** Opening Material provided block **

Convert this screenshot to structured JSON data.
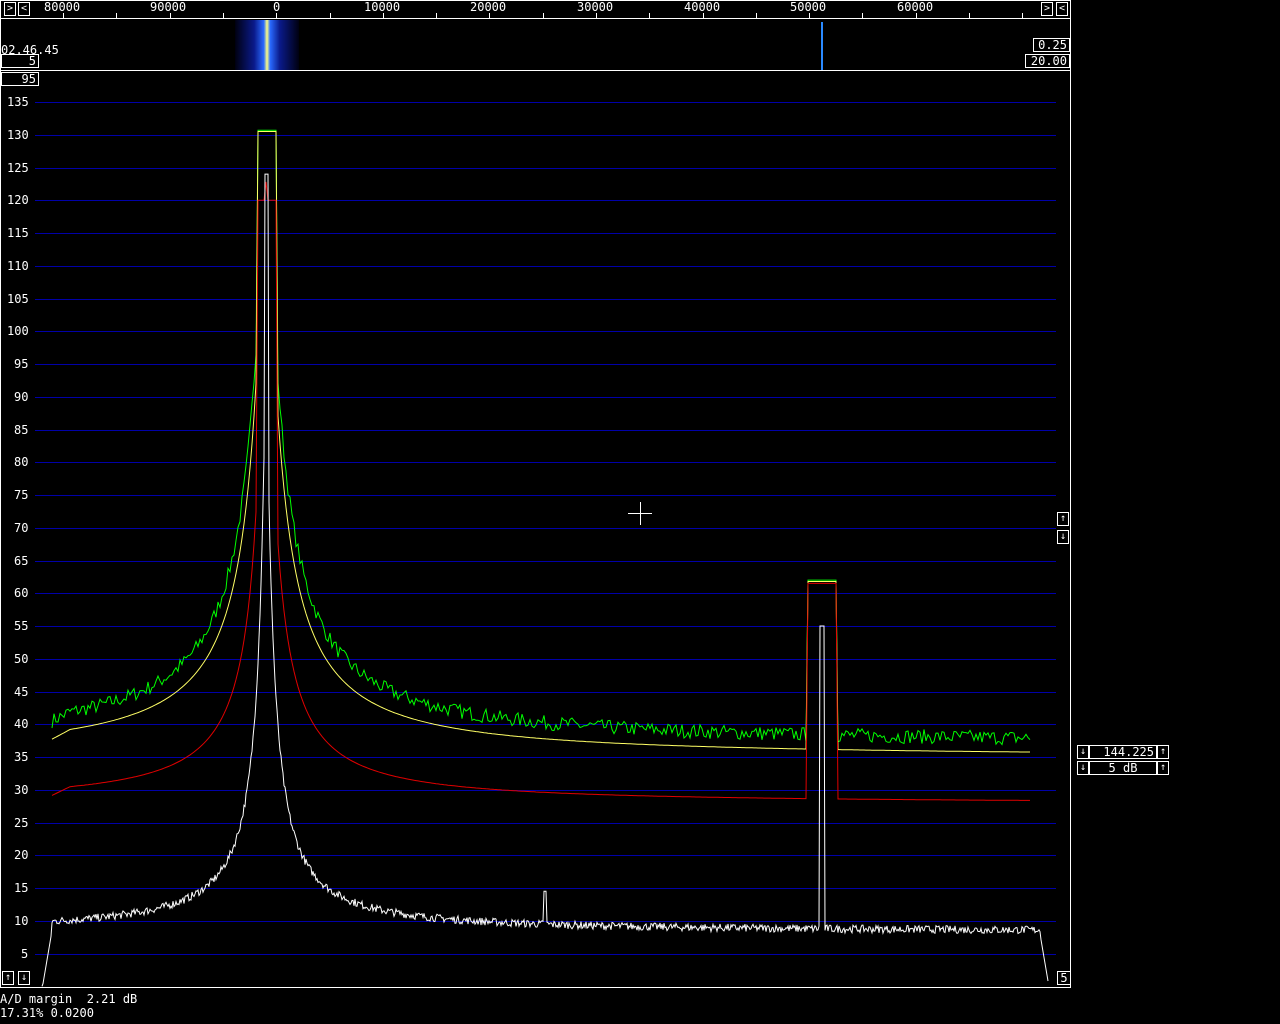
{
  "app": {
    "freq_axis": {
      "scroll_left": "<",
      "scroll_right": ">",
      "ticks": [
        "80000",
        "90000",
        "0",
        "10000",
        "20000",
        "30000",
        "40000",
        "50000",
        "60000"
      ]
    },
    "waterfall": {
      "time": "02.46.45",
      "avg_box": "5",
      "gain_box": "0.25",
      "zero_box": "20.00"
    },
    "spectrum": {
      "top_box": "95",
      "y_ticks": [
        "135",
        "130",
        "125",
        "120",
        "115",
        "110",
        "105",
        "100",
        "95",
        "90",
        "85",
        "80",
        "75",
        "70",
        "65",
        "60",
        "55",
        "50",
        "45",
        "40",
        "35",
        "30",
        "25",
        "20",
        "15",
        "10",
        "5"
      ],
      "bottom_left_btn1": "↑",
      "bottom_left_btn2": "↓",
      "bottom_right_box": "5",
      "right_up_btn": "↑",
      "right_down_btn": "↓"
    },
    "side_panel": {
      "freq_value": "144.225",
      "db_value": "5 dB",
      "down_btn": "↓",
      "up_btn": "↑"
    },
    "status": {
      "line1": "A/D margin  2.21 dB",
      "line2": "17.31% 0.0200"
    },
    "colors": {
      "grid": "#0000a8",
      "trace_green": "#00ff00",
      "trace_yellow": "#ffff66",
      "trace_red": "#e00000",
      "trace_white": "#ffffff"
    }
  }
}
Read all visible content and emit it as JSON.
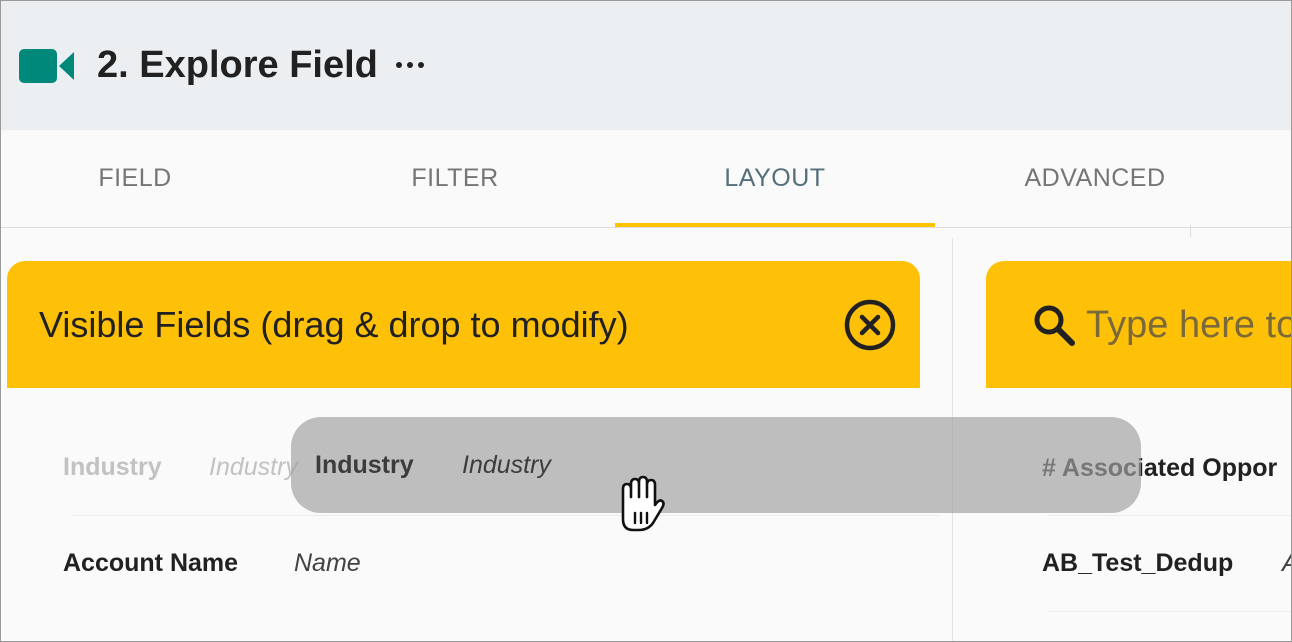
{
  "header": {
    "title": "2. Explore Field",
    "app_icon": "video-camera-icon",
    "menu_icon": "more-horizontal-icon",
    "accent_color": "#00897b"
  },
  "tabs": [
    {
      "label": "FIELD",
      "active": false
    },
    {
      "label": "FILTER",
      "active": false
    },
    {
      "label": "LAYOUT",
      "active": true
    },
    {
      "label": "ADVANCED",
      "active": false
    }
  ],
  "colors": {
    "panel_header": "#ffc107",
    "active_tab_indicator": "#ffc400",
    "active_tab_text": "#546e7a"
  },
  "visible_fields": {
    "title": "Visible Fields (drag & drop to modify)",
    "close_icon": "close-circle-icon",
    "rows": [
      {
        "name": "Industry",
        "alias": "Industry",
        "state": "drag-placeholder"
      },
      {
        "name": "Account Name",
        "alias": "Name",
        "state": "normal"
      }
    ]
  },
  "drag_item": {
    "name": "Industry",
    "alias": "Industry",
    "cursor_icon": "grab-hand-icon"
  },
  "available_fields": {
    "search_placeholder": "Type here to",
    "search_icon": "search-icon",
    "rows": [
      {
        "name": "# Associated Oppor"
      },
      {
        "name": "AB_Test_Dedup",
        "alias": "A"
      }
    ]
  }
}
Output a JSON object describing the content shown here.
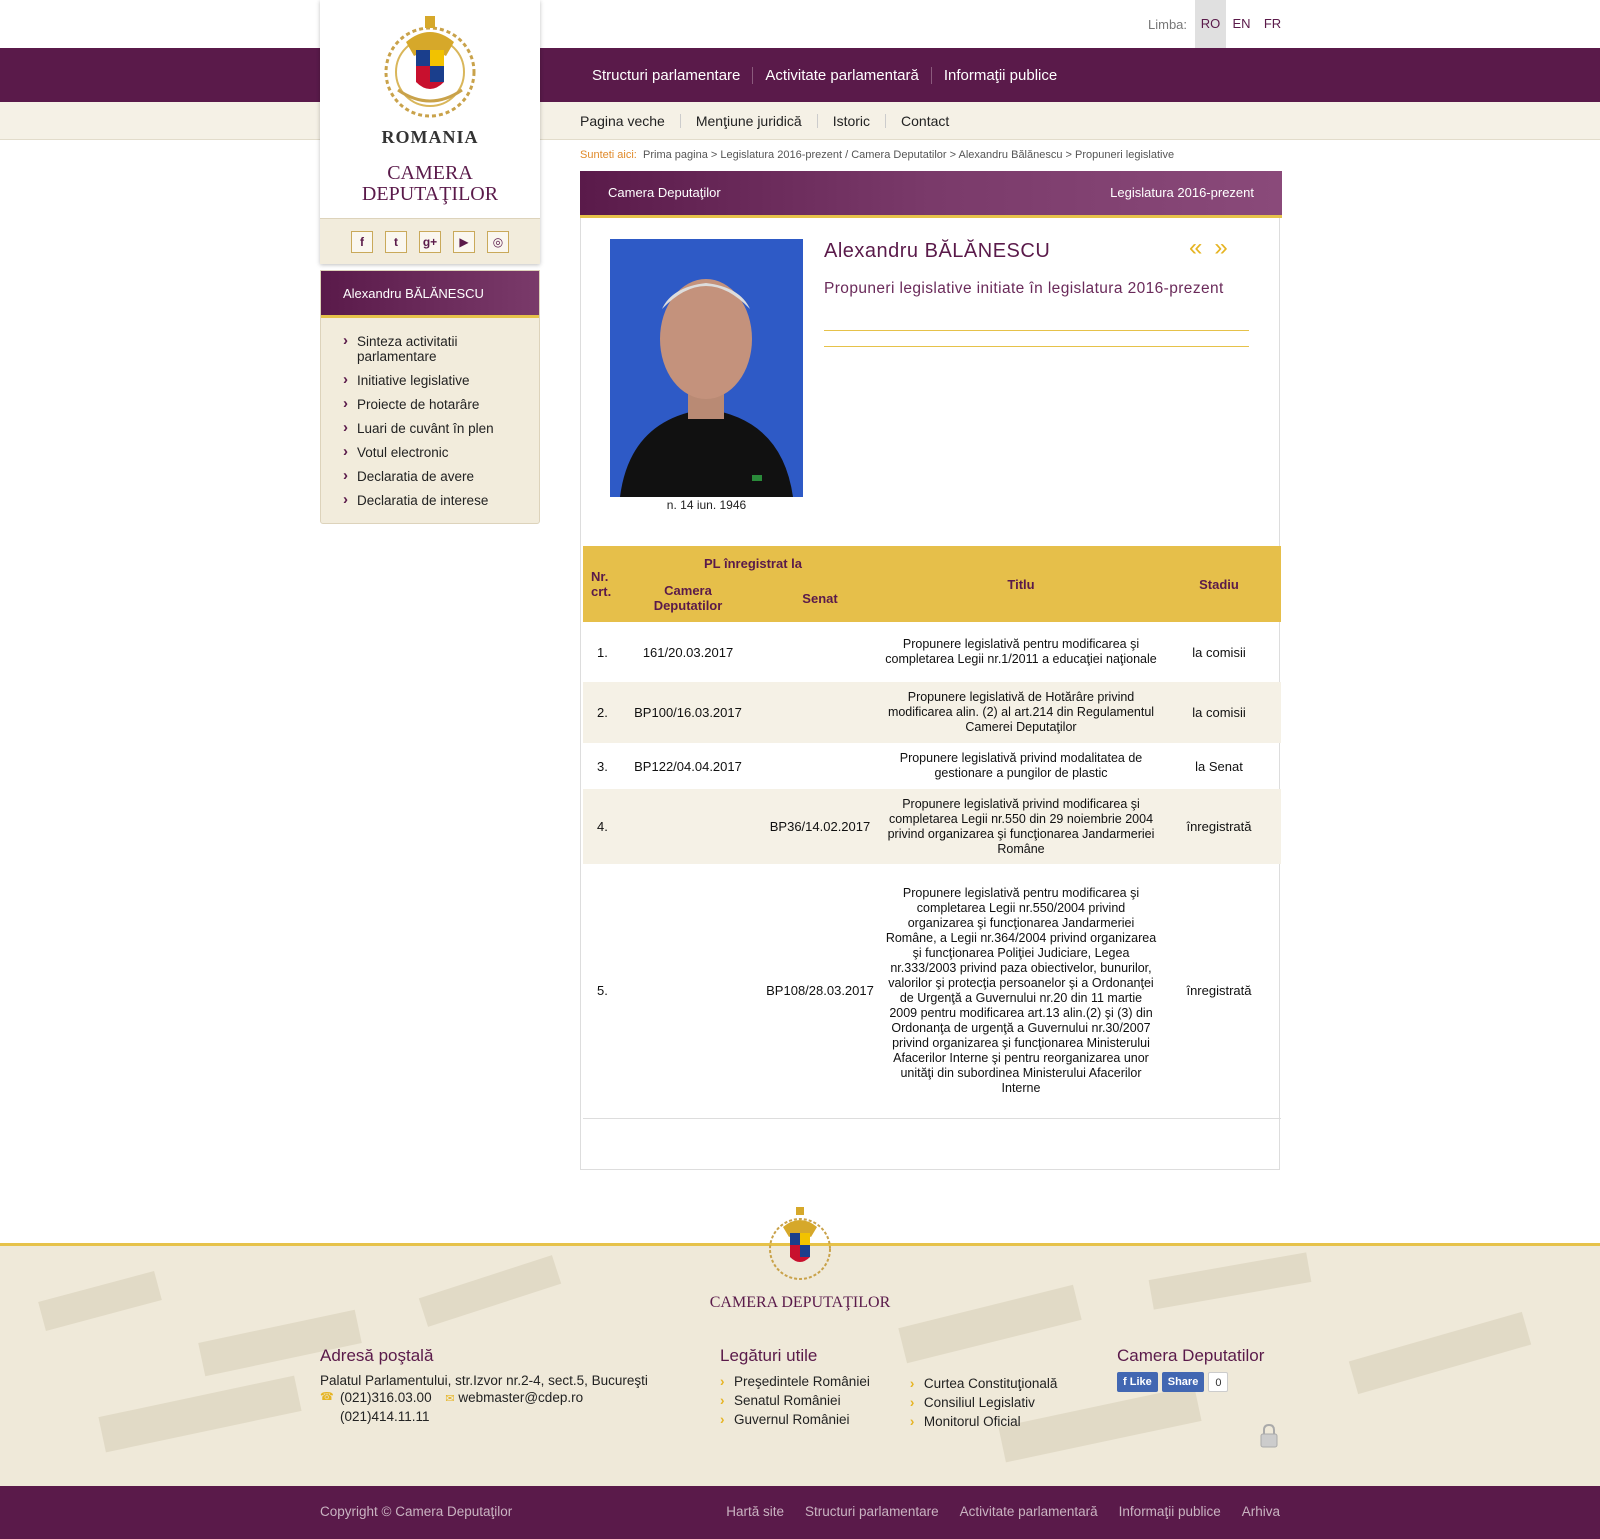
{
  "language": {
    "label": "Limba:",
    "options": [
      "RO",
      "EN",
      "FR"
    ],
    "active": "RO"
  },
  "logo": {
    "country": "ROMANIA",
    "line1": "CAMERA",
    "line2": "DEPUTAŢILOR",
    "seal_text": "CAMERA DEPUTATILOR"
  },
  "social": [
    "facebook-icon",
    "twitter-icon",
    "google-plus-icon",
    "youtube-icon",
    "instagram-icon"
  ],
  "nav_main": [
    "Structuri parlamentare",
    "Activitate parlamentară",
    "Informaţii publice"
  ],
  "nav_secondary": [
    "Pagina veche",
    "Menţiune juridică",
    "Istoric",
    "Contact"
  ],
  "breadcrumb": {
    "label": "Sunteti aici:",
    "path": "Prima pagina > Legislatura 2016-prezent / Camera Deputatilor > Alexandru Bălănescu > Propuneri legislative"
  },
  "sidebar": {
    "title": "Alexandru BĂLĂNESCU",
    "items": [
      "Sinteza activitatii parlamentare",
      "Initiative legislative",
      "Proiecte de hotarâre",
      "Luari de cuvânt în plen",
      "Votul electronic",
      "Declaratia de avere",
      "Declaratia de interese"
    ]
  },
  "panel": {
    "left": "Camera Deputaţilor",
    "right": "Legislatura 2016-prezent"
  },
  "profile": {
    "name": "Alexandru BĂLĂNESCU",
    "born": "n. 14 iun. 1946",
    "subtitle": "Propuneri legislative initiate în legislatura 2016-prezent",
    "prev": "«",
    "next": "»"
  },
  "table": {
    "headers": {
      "nr": "Nr. crt.",
      "pl": "PL înregistrat la",
      "cd": "Camera Deputatilor",
      "senat": "Senat",
      "titlu": "Titlu",
      "stadiu": "Stadiu"
    },
    "rows": [
      {
        "nr": "1.",
        "cd": "161/20.03.2017",
        "senat": "",
        "titlu": "Propunere legislativă pentru modificarea şi completarea Legii nr.1/2011 a educaţiei naţionale",
        "stadiu": "la comisii"
      },
      {
        "nr": "2.",
        "cd": "BP100/16.03.2017",
        "senat": "",
        "titlu": "Propunere legislativă de Hotărâre privind modificarea alin. (2) al art.214 din Regulamentul Camerei Deputaţilor",
        "stadiu": "la comisii"
      },
      {
        "nr": "3.",
        "cd": "BP122/04.04.2017",
        "senat": "",
        "titlu": "Propunere legislativă privind modalitatea de gestionare a pungilor de plastic",
        "stadiu": "la Senat"
      },
      {
        "nr": "4.",
        "cd": "",
        "senat": "BP36/14.02.2017",
        "titlu": "Propunere legislativă privind modificarea şi completarea Legii nr.550 din 29 noiembrie 2004 privind organizarea şi funcţionarea Jandarmeriei Române",
        "stadiu": "înregistrată"
      },
      {
        "nr": "5.",
        "cd": "",
        "senat": "BP108/28.03.2017",
        "titlu": "Propunere legislativă pentru modificarea şi completarea Legii nr.550/2004 privind organizarea şi funcţionarea Jandarmeriei Române, a Legii nr.364/2004 privind organizarea şi funcţionarea Poliţiei Judiciare, Legea nr.333/2003 privind paza obiectivelor, bunurilor, valorilor şi protecţia persoanelor şi a Ordonanţei de Urgenţă a Guvernului nr.20 din 11 martie 2009 pentru modificarea art.13 alin.(2) şi (3) din Ordonanţa de urgenţă a Guvernului nr.30/2007 privind organizarea şi funcţionarea Ministerului Afacerilor Interne şi pentru reorganizarea unor unităţi din subordinea Ministerului Afacerilor Interne",
        "stadiu": "înregistrată"
      }
    ]
  },
  "footer": {
    "title": "CAMERA DEPUTAŢILOR",
    "address": {
      "heading": "Adresă poştală",
      "line": "Palatul Parlamentului, str.Izvor nr.2-4, sect.5, Bucureşti",
      "phone1": "(021)316.03.00",
      "phone2": "(021)414.11.11",
      "email": "webmaster@cdep.ro"
    },
    "links": {
      "heading": "Legături utile",
      "col1": [
        "Preşedintele României",
        "Senatul României",
        "Guvernul României"
      ],
      "col2": [
        "Curtea Constituţională",
        "Consiliul Legislativ",
        "Monitorul Oficial"
      ]
    },
    "social": {
      "heading": "Camera Deputatilor",
      "like": "Like",
      "share": "Share",
      "count": "0"
    },
    "copyright": "Copyright © Camera Deputaţilor",
    "bottom_links": [
      "Hartă site",
      "Structuri parlamentare",
      "Activitate parlamentară",
      "Informaţii publice",
      "Arhiva"
    ]
  }
}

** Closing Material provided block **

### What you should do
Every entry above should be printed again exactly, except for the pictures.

### Problem solution
Convert this screenshot to structured JSON data.
{
  "app": {
    "freq_axis": {
      "scroll_left": "<",
      "scroll_right": ">",
      "ticks": [
        "80000",
        "90000",
        "0",
        "10000",
        "20000",
        "30000",
        "40000",
        "50000",
        "60000"
      ]
    },
    "waterfall": {
      "time": "02.46.45",
      "avg_box": "5",
      "gain_box": "0.25",
      "zero_box": "20.00"
    },
    "spectrum": {
      "top_box": "95",
      "y_ticks": [
        "135",
        "130",
        "125",
        "120",
        "115",
        "110",
        "105",
        "100",
        "95",
        "90",
        "85",
        "80",
        "75",
        "70",
        "65",
        "60",
        "55",
        "50",
        "45",
        "40",
        "35",
        "30",
        "25",
        "20",
        "15",
        "10",
        "5"
      ],
      "bottom_left_btn1": "↑",
      "bottom_left_btn2": "↓",
      "bottom_right_box": "5",
      "right_up_btn": "↑",
      "right_down_btn": "↓"
    },
    "side_panel": {
      "freq_value": "144.225",
      "db_value": "5 dB",
      "down_btn": "↓",
      "up_btn": "↑"
    },
    "status": {
      "line1": "A/D margin  2.21 dB",
      "line2": "17.31% 0.0200"
    },
    "colors": {
      "grid": "#0000a8",
      "trace_green": "#00ff00",
      "trace_yellow": "#ffff66",
      "trace_red": "#e00000",
      "trace_white": "#ffffff"
    }
  }
}
Read all visible content and emit it as JSON.
{
  "header": {
    "title": "2. Explore Field",
    "app_icon": "video-camera-icon",
    "menu_icon": "more-horizontal-icon",
    "accent_color": "#00897b"
  },
  "tabs": [
    {
      "label": "FIELD",
      "active": false
    },
    {
      "label": "FILTER",
      "active": false
    },
    {
      "label": "LAYOUT",
      "active": true
    },
    {
      "label": "ADVANCED",
      "active": false
    }
  ],
  "colors": {
    "panel_header": "#ffc107",
    "active_tab_indicator": "#ffc400",
    "active_tab_text": "#546e7a"
  },
  "visible_fields": {
    "title": "Visible Fields (drag & drop to modify)",
    "close_icon": "close-circle-icon",
    "rows": [
      {
        "name": "Industry",
        "alias": "Industry",
        "state": "drag-placeholder"
      },
      {
        "name": "Account Name",
        "alias": "Name",
        "state": "normal"
      }
    ]
  },
  "drag_item": {
    "name": "Industry",
    "alias": "Industry",
    "cursor_icon": "grab-hand-icon"
  },
  "available_fields": {
    "search_placeholder": "Type here to",
    "search_icon": "search-icon",
    "rows": [
      {
        "name": "# Associated Oppor"
      },
      {
        "name": "AB_Test_Dedup",
        "alias": "A"
      }
    ]
  }
}
Output a JSON object describing the content shown here.
{
  "language": {
    "label": "Limba:",
    "options": [
      "RO",
      "EN",
      "FR"
    ],
    "active": "RO"
  },
  "logo": {
    "country": "ROMANIA",
    "line1": "CAMERA",
    "line2": "DEPUTAŢILOR",
    "seal_text": "CAMERA DEPUTATILOR"
  },
  "social": [
    "facebook-icon",
    "twitter-icon",
    "google-plus-icon",
    "youtube-icon",
    "instagram-icon"
  ],
  "nav_main": [
    "Structuri parlamentare",
    "Activitate parlamentară",
    "Informaţii publice"
  ],
  "nav_secondary": [
    "Pagina veche",
    "Menţiune juridică",
    "Istoric",
    "Contact"
  ],
  "breadcrumb": {
    "label": "Sunteti aici:",
    "path": "Prima pagina > Legislatura 2016-prezent / Camera Deputatilor > Alexandru Bălănescu > Propuneri legislative"
  },
  "sidebar": {
    "title": "Alexandru BĂLĂNESCU",
    "items": [
      "Sinteza activitatii parlamentare",
      "Initiative legislative",
      "Proiecte de hotarâre",
      "Luari de cuvânt în plen",
      "Votul electronic",
      "Declaratia de avere",
      "Declaratia de interese"
    ]
  },
  "panel": {
    "left": "Camera Deputaţilor",
    "right": "Legislatura 2016-prezent"
  },
  "profile": {
    "name": "Alexandru BĂLĂNESCU",
    "born": "n. 14 iun. 1946",
    "subtitle": "Propuneri legislative initiate în legislatura 2016-prezent",
    "prev": "«",
    "next": "»"
  },
  "table": {
    "headers": {
      "nr": "Nr. crt.",
      "pl": "PL înregistrat la",
      "cd": "Camera Deputatilor",
      "senat": "Senat",
      "titlu": "Titlu",
      "stadiu": "Stadiu"
    },
    "rows": [
      {
        "nr": "1.",
        "cd": "161/20.03.2017",
        "senat": "",
        "titlu": "Propunere legislativă pentru modificarea şi completarea Legii nr.1/2011 a educaţiei naţionale",
        "stadiu": "la comisii"
      },
      {
        "nr": "2.",
        "cd": "BP100/16.03.2017",
        "senat": "",
        "titlu": "Propunere legislativă de Hotărâre privind modificarea alin. (2) al art.214 din Regulamentul Camerei Deputaţilor",
        "stadiu": "la comisii"
      },
      {
        "nr": "3.",
        "cd": "BP122/04.04.2017",
        "senat": "",
        "titlu": "Propunere legislativă privind modalitatea de gestionare a pungilor de plastic",
        "stadiu": "la Senat"
      },
      {
        "nr": "4.",
        "cd": "",
        "senat": "BP36/14.02.2017",
        "titlu": "Propunere legislativă privind modificarea şi completarea Legii nr.550 din 29 noiembrie 2004 privind organizarea şi funcţionarea Jandarmeriei Române",
        "stadiu": "înregistrată"
      },
      {
        "nr": "5.",
        "cd": "",
        "senat": "BP108/28.03.2017",
        "titlu": "Propunere legislativă pentru modificarea şi completarea Legii nr.550/2004 privind organizarea şi funcţionarea Jandarmeriei Române, a Legii nr.364/2004 privind organizarea şi funcţionarea Poliţiei Judiciare, Legea nr.333/2003 privind paza obiectivelor, bunurilor, valorilor şi protecţia persoanelor şi a Ordonanţei de Urgenţă a Guvernului nr.20 din 11 martie 2009 pentru modificarea art.13 alin.(2) şi (3) din Ordonanţa de urgenţă a Guvernului nr.30/2007 privind organizarea şi funcţionarea Ministerului Afacerilor Interne şi pentru reorganizarea unor unităţi din subordinea Ministerului Afacerilor Interne",
        "stadiu": "înregistrată"
      }
    ]
  },
  "footer": {
    "title": "CAMERA DEPUTAŢILOR",
    "address": {
      "heading": "Adresă poştală",
      "line": "Palatul Parlamentului, str.Izvor nr.2-4, sect.5, Bucureşti",
      "phone1": "(021)316.03.00",
      "phone2": "(021)414.11.11",
      "email": "webmaster@cdep.ro"
    },
    "links": {
      "heading": "Legături utile",
      "col1": [
        "Preşedintele României",
        "Senatul României",
        "Guvernul României"
      ],
      "col2": [
        "Curtea Constituţională",
        "Consiliul Legislativ",
        "Monitorul Oficial"
      ]
    },
    "social": {
      "heading": "Camera Deputatilor",
      "like": "Like",
      "share": "Share",
      "count": "0"
    },
    "copyright": "Copyright © Camera Deputaţilor",
    "bottom_links": [
      "Hartă site",
      "Structuri parlamentare",
      "Activitate parlamentară",
      "Informaţii publice",
      "Arhiva"
    ]
  }
}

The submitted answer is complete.